**AIM OF THE TASK**
Within the records below, find each line with the word "data" and copy it out.

**Items from an interface collection**
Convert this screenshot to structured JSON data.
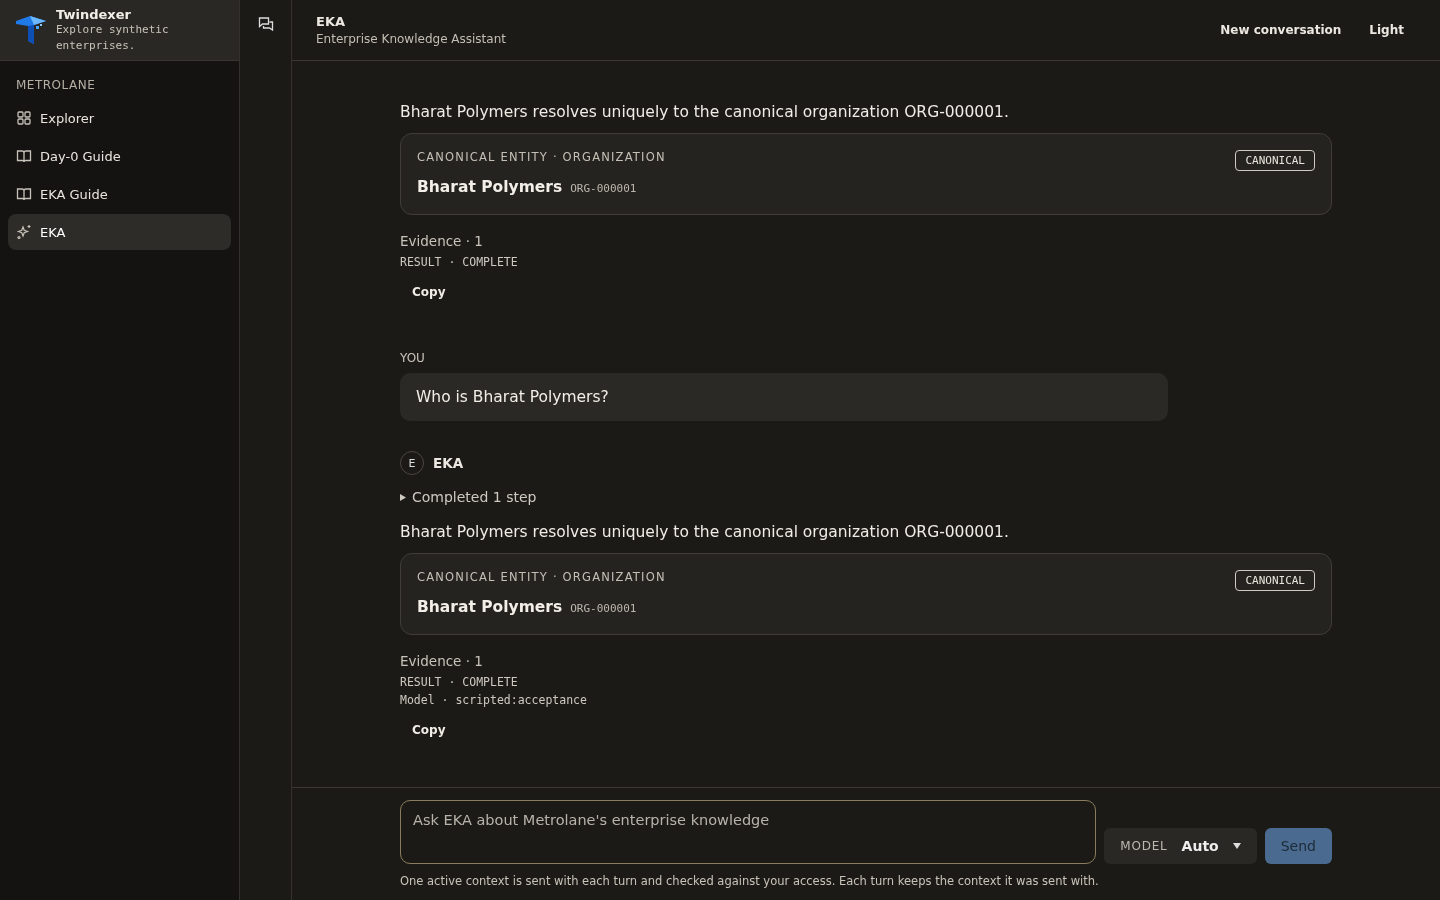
{
  "brand": {
    "name": "Twindexer",
    "tagline": "Explore synthetic enterprises."
  },
  "sidebar": {
    "section": "METROLANE",
    "items": [
      {
        "label": "Explorer",
        "kind": "grid",
        "selected": false
      },
      {
        "label": "Day-0 Guide",
        "kind": "book",
        "selected": false
      },
      {
        "label": "EKA Guide",
        "kind": "book",
        "selected": false
      },
      {
        "label": "EKA",
        "kind": "sparkle",
        "selected": true
      }
    ]
  },
  "header": {
    "title": "EKA",
    "subtitle": "Enterprise Knowledge Assistant",
    "actions": [
      "New conversation",
      "Light"
    ]
  },
  "messages": [
    {
      "kind": "assistant",
      "text": "Bharat Polymers resolves uniquely to the canonical organization ORG-000001.",
      "entity": {
        "label": "CANONICAL ENTITY · ORGANIZATION",
        "badge": "CANONICAL",
        "name": "Bharat Polymers",
        "id": "ORG-000001"
      },
      "evidence": "Evidence · 1",
      "meta": [
        "RESULT · COMPLETE"
      ],
      "copy": "Copy"
    },
    {
      "kind": "user",
      "role": "YOU",
      "text": "Who is Bharat Polymers?"
    },
    {
      "kind": "assistant",
      "author": {
        "initial": "E",
        "name": "EKA"
      },
      "steps": {
        "label": "Completed 1 step",
        "expanded": false
      },
      "text": "Bharat Polymers resolves uniquely to the canonical organization ORG-000001.",
      "entity": {
        "label": "CANONICAL ENTITY · ORGANIZATION",
        "badge": "CANONICAL",
        "name": "Bharat Polymers",
        "id": "ORG-000001"
      },
      "evidence": "Evidence · 1",
      "meta": [
        "RESULT · COMPLETE",
        "Model · scripted:acceptance"
      ],
      "copy": "Copy"
    }
  ],
  "composer": {
    "placeholder": "Ask EKA about Metrolane's enterprise knowledge",
    "model_label": "MODEL",
    "model_value": "Auto",
    "send": "Send",
    "note": "One active context is sent with each turn and checked against your access. Each turn keeps the context it was sent with."
  }
}
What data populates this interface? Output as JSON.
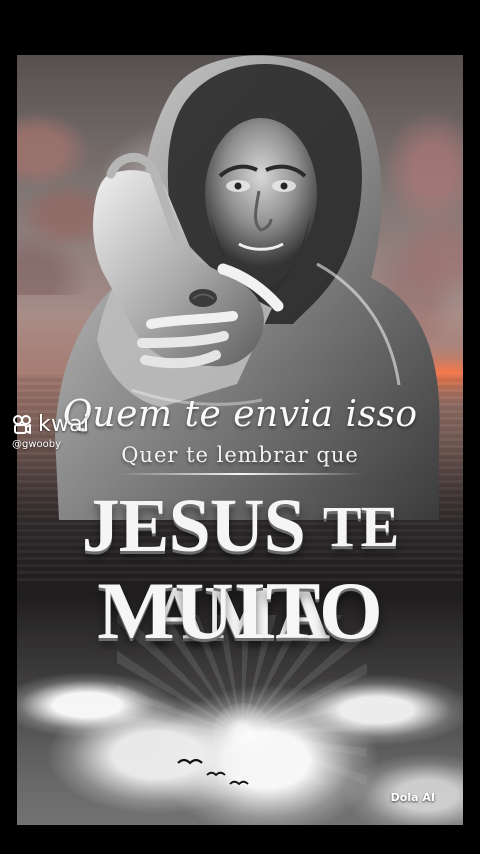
{
  "watermark": {
    "brand": "kwai",
    "handle": "@gwooby",
    "icon": "kwai-logo-icon"
  },
  "poster": {
    "line1": "Quem te envia isso",
    "line2": "Quer te lembrar que",
    "line3_main": "JESUS",
    "line3_small": "TE",
    "line3_end": "AMA",
    "line4": "MUITO",
    "credit": "Dola AI"
  },
  "colors": {
    "background": "#000000",
    "text": "#f5f5f5",
    "sunset_accent": "#ff7a4a"
  }
}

**RESPONSE TO THIS EXERCISE**
Convert this screenshot to structured JSON data.
What data populates this interface? Output as JSON.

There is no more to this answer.